4 Responses to So what is Roaming in Windows 7 anyway?

  1. indy says:

    Wish it had never changed.

    NT4: c:\winnt\profiles

    W2K/XP c:\documents and settings\

    Vista c:\users\ and a redirect for D&S that invalidates years of training and consistency.

    OK… enough. we get it MSFT, you have no idea what you are doing.

    and this ghetto change is one more reason we skipped Vista.

    Previously you could use explorer to copy a profile to another profile in a pinch with XP/W2K. You can’t do this with XP–>Vista, it breaks stuff. Now, you have to use CLI or the equally as buggy Windows Easy Transfer (which has yet to accurately migrate settings for me. Seems to ALWAYS miss Firefox profiles.

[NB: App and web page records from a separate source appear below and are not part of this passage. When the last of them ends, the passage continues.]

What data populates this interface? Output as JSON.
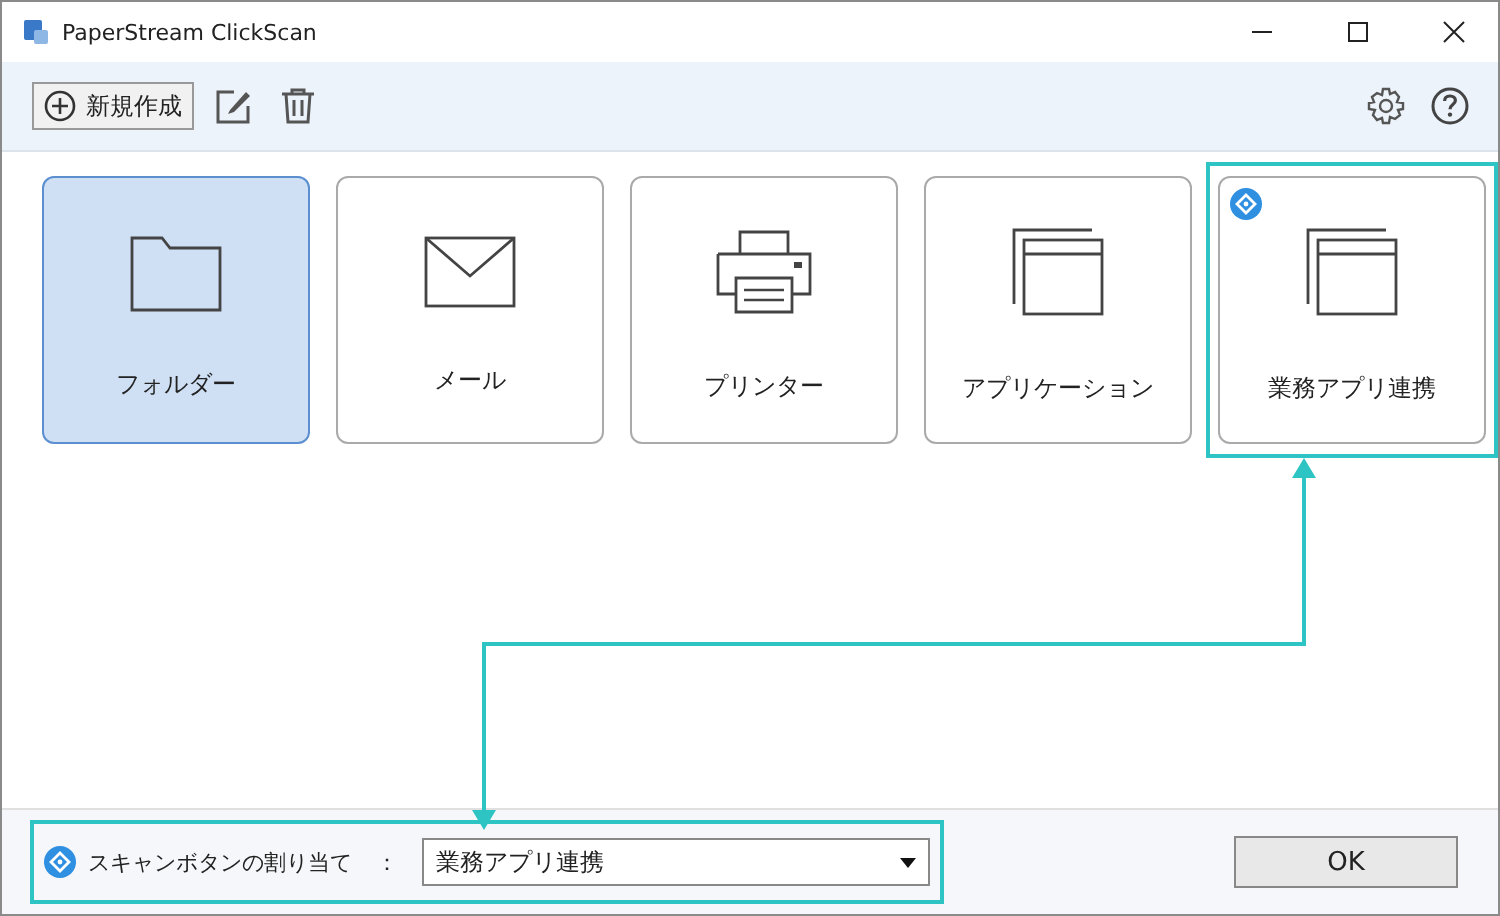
{
  "window": {
    "title": "PaperStream ClickScan"
  },
  "toolbar": {
    "new_button": "新規作成"
  },
  "tiles": [
    {
      "label": "フォルダー",
      "kind": "folder",
      "selected": true,
      "badge": false,
      "highlighted": false
    },
    {
      "label": "メール",
      "kind": "mail",
      "selected": false,
      "badge": false,
      "highlighted": false
    },
    {
      "label": "プリンター",
      "kind": "printer",
      "selected": false,
      "badge": false,
      "highlighted": false
    },
    {
      "label": "アプリケーション",
      "kind": "app",
      "selected": false,
      "badge": false,
      "highlighted": false
    },
    {
      "label": "業務アプリ連携",
      "kind": "app",
      "selected": false,
      "badge": true,
      "highlighted": true
    }
  ],
  "scan_button_assignment": {
    "label": "スキャンボタンの割り当て",
    "separator": "：",
    "value": "業務アプリ連携",
    "highlighted": true
  },
  "ok_button": "OK"
}
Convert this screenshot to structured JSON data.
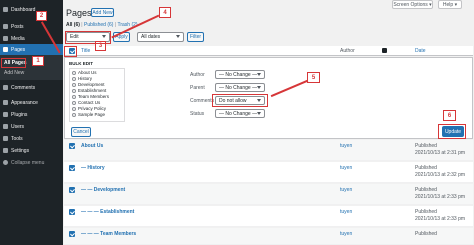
{
  "sidebar": {
    "items": [
      {
        "label": "Dashboard",
        "icon": "dashboard-icon"
      },
      {
        "label": "Posts",
        "icon": "pin-icon"
      },
      {
        "label": "Media",
        "icon": "media-icon"
      },
      {
        "label": "Pages",
        "icon": "page-icon"
      },
      {
        "label": "Comments",
        "icon": "comment-icon"
      },
      {
        "label": "Appearance",
        "icon": "brush-icon"
      },
      {
        "label": "Plugins",
        "icon": "plugin-icon"
      },
      {
        "label": "Users",
        "icon": "user-icon"
      },
      {
        "label": "Tools",
        "icon": "wrench-icon"
      },
      {
        "label": "Settings",
        "icon": "settings-icon"
      },
      {
        "label": "Collapse menu",
        "icon": "collapse-icon"
      }
    ],
    "submenu": [
      "All Pages",
      "Add New"
    ]
  },
  "header": {
    "title": "Pages",
    "add_new": "Add New",
    "screen_options": "Screen Options ▾",
    "help": "Help ▾",
    "filters": {
      "all": "All (6)",
      "sep1": "|",
      "published": "Published (6)",
      "sep2": "|",
      "trash": "Trash (2)"
    }
  },
  "toolbar": {
    "bulk_value": "Edit",
    "apply": "Apply",
    "dates_value": "All dates",
    "filter": "Filter"
  },
  "table": {
    "col_title": "Title",
    "col_author": "Author",
    "col_date": "Date"
  },
  "bulk_edit": {
    "heading": "BULK EDIT",
    "pages": [
      "About Us",
      "History",
      "Development",
      "Establishment",
      "Team Members",
      "Contact Us",
      "Privacy Policy",
      "Sample Page"
    ],
    "fields": [
      {
        "label": "Author",
        "value": "— No Change —"
      },
      {
        "label": "Parent",
        "value": "— No Change —"
      },
      {
        "label": "Comments",
        "value": "Do not allow"
      },
      {
        "label": "Status",
        "value": "— No Change —"
      }
    ],
    "cancel": "Cancel",
    "update": "Update"
  },
  "rows": [
    {
      "title": "About Us",
      "author": "tuyen",
      "status": "Published",
      "date": "2021/10/13 at 2:31 pm"
    },
    {
      "title": "— History",
      "author": "tuyen",
      "status": "Published",
      "date": "2021/10/13 at 2:32 pm"
    },
    {
      "title": "— — Development",
      "author": "tuyen",
      "status": "Published",
      "date": "2021/10/13 at 2:33 pm"
    },
    {
      "title": "— — — Establishment",
      "author": "tuyen",
      "status": "Published",
      "date": "2021/10/13 at 2:33 pm"
    },
    {
      "title": "— — — Team Members",
      "author": "tuyen",
      "status": "Published",
      "date": ""
    }
  ],
  "callouts": [
    "1",
    "2",
    "3",
    "4",
    "5",
    "6"
  ],
  "colors": {
    "accent": "#2271b1",
    "sidebar": "#1d2327",
    "callout": "#d63638"
  }
}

And IT SUSPENDS/HIBERNATES if you don’t babysit it which you always must do since profiles take a long time to migrate.


  2. bradley says:

    More like an example of IT curmudgeons that refuse to learn new things 😉

    That ghetto change is in Windows 7. And Windows 2008. So either get used to it or move to a new OS and get used to even more.

  3. indy says:

    Oh I will “learn it.” I just don’t see why I have to be Microsoft’s lapdog when they deem it necessarily. I imagine if Windows 7 changed profiles to c:\fairyland you would roll over and take it.

    Yes we can learn how to do these things, yes they break things. No we don’t have to change for change’s sake. Most people easily worked around the differences between local settings and application data a decade ago?

    How about the new user to Vista, when they go to “Application data” as they are used to in Explorer, and get a big fat error message that tells them nothing?

    Windows easy transfer: Allows machines to go into standby/sleep/hibernate during the transfer:fact. You must either disable suspend/sleep/hibernate on both systems or you will not have a complete transfer.

    “Get used to it.”

    The attitude of “This is the way MS wants it, regardless of customer demands,” is rather dangerous one to take, wouldn’t you think?

    My customers are who I follow, not Microsoft. It always has been, and always will be that way.

  4. bradley says:

    Read the document I have linked. There’s a very logical reason why they did this. If you listened to some pundits Microsoft should chuck the registry as well.

    Customers demanded security too. Again, read the document and you’ll understand it was done for that.

    The ‘stub’ location in Explorer is for the transition to standard user. Again, once you take a little bit of time to understand the reasons, it makes sense.